October 17, 2019 Mark Lanegan Band – Somebody’s Knocking (Album Review)
Inscrutable Vocalist Mark Lanegan is back with Somebody’s Knocking, his latest solo work under the Mark Lanegan Band moniker. Due on Friday, October 18th, the album will see release through Heavenly Recordings, his recent home for 2017’s Gargoyle as well as two collaborations with Duke Garwood – 2013’s Black Pudding and 2018’s With Animals.
Long the frontman for Pacific Northwest force Screaming Trees, Lanegan has never been one for sitting idle, even as the Trees were enjoying a modicum of success. Instead, collaborations with Mad Season (which also featured Screaming Trees Drummer Barrett Martin), Isobel Campbell, Greg Dulli (under both the Gutter Twins and Twilight Singers monikers), and even a short residence in Queens of the Stone Age have filled his cabinets with low-slung soulful diatribes. Lanegan is not exactly a sad dude, but his voice always has a bit of sullen melancholy baked into its deep, soulful vibe, and the result is often compared to growlers like Tom Waits.
This historic detail laid out, the deep guitar cuts of “Disbelief Suspension” kicks off the new album. Fitting well with the Lanegan catalog to this point, it almost obscures what you are going to experience within the remaining 13 tracks of Somebody’s Knocking.
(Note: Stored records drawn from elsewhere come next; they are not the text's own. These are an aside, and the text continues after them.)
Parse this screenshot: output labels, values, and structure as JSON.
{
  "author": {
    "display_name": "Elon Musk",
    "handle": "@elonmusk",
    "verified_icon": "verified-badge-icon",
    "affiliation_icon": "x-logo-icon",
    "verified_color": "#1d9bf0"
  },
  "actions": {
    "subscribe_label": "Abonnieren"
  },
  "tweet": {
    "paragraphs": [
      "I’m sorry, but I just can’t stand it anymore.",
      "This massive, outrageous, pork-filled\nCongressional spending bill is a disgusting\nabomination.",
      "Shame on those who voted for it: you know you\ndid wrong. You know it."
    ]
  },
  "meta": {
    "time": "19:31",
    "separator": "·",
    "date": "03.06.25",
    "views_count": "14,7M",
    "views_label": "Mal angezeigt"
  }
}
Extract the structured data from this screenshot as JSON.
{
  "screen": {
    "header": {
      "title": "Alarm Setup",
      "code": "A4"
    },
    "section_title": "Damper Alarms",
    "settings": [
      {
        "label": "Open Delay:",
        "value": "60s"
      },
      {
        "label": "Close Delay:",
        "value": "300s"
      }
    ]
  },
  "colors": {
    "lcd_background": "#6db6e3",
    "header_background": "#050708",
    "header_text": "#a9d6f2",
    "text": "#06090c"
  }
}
Then there are songs like “Stitch It Up” which was released as a goofy long-form video earlier this year. Featuring Donal Logue in his familiar “Jimmy the Cab Driver” character from Nineties MTV lore, in the video Jimmy has morphed into a rideshare driver, darting around Los Angeles, picking up Lanegan in various settings and costumes. The video more than doubles the unfortunately short running time of the track, but showcases Lanegan at his most crisp and ebullient.
Immediate predecessor, “Gazing from the Shore” set the tone for these clear vocals; the otherwise up-tempo song also gives birth to the album title, as the vocals croon, “somebody’s knocking / is anyone there? / I was a carpenter / building this house / and now it’s ashen.” Then there is a hypnotic pulse that runs underneath “Dark Disco Jag,” above which Langean manages to maneuver, dodging his way around sounds both digital and analog. Though he adapts well to his chosen surrounding, his distinct voice is always present, and there seem to be no effects on his vocals, other than the years of living hard and honing his craft. Thereafter “Playing Nero” tugs at the old cemented wounds of slow high school dances and broken promises. This is while Gargoyle sessions carry over cut “Penthouse High” follows by paving over the pain and brings the rousing romantic comedy to an arm-raising fruitful end, a theme later revisited by “She Loved You.”
Keeping the album interesting, “War Horse” leans toward ’90s Trip Hop, and the hitch in its step helps the stirrup-clucking chorus navigate the stream of consciousness offered in place of traditional verses. On the other end of the spectrum “Night Flight to Kabul” is a brisk, danceable tune that leans toward some of the more recent work from English blokes James, while Subtle closer “Two Bells Ringing at Once” take some sublimity from Scottish Pop outfit Chvrches.
Mark Lanegan told Rolling Stone magazine, “I’ve always been into electronic music… the bulk of what I listen to now is electronic,” and rather than nibble around the edges of his albums with undertones, he has chosen to issue an entire platter of warm electronic goodness. The result is Somebody’s Knocking, an album ripe with fresh takes on old sounds, with the distinct voice of Lanegan playing several different roles, volumes, and moods. That is why Cryptic Rock gives Somebody’s Knocking 4 out of 5 stars.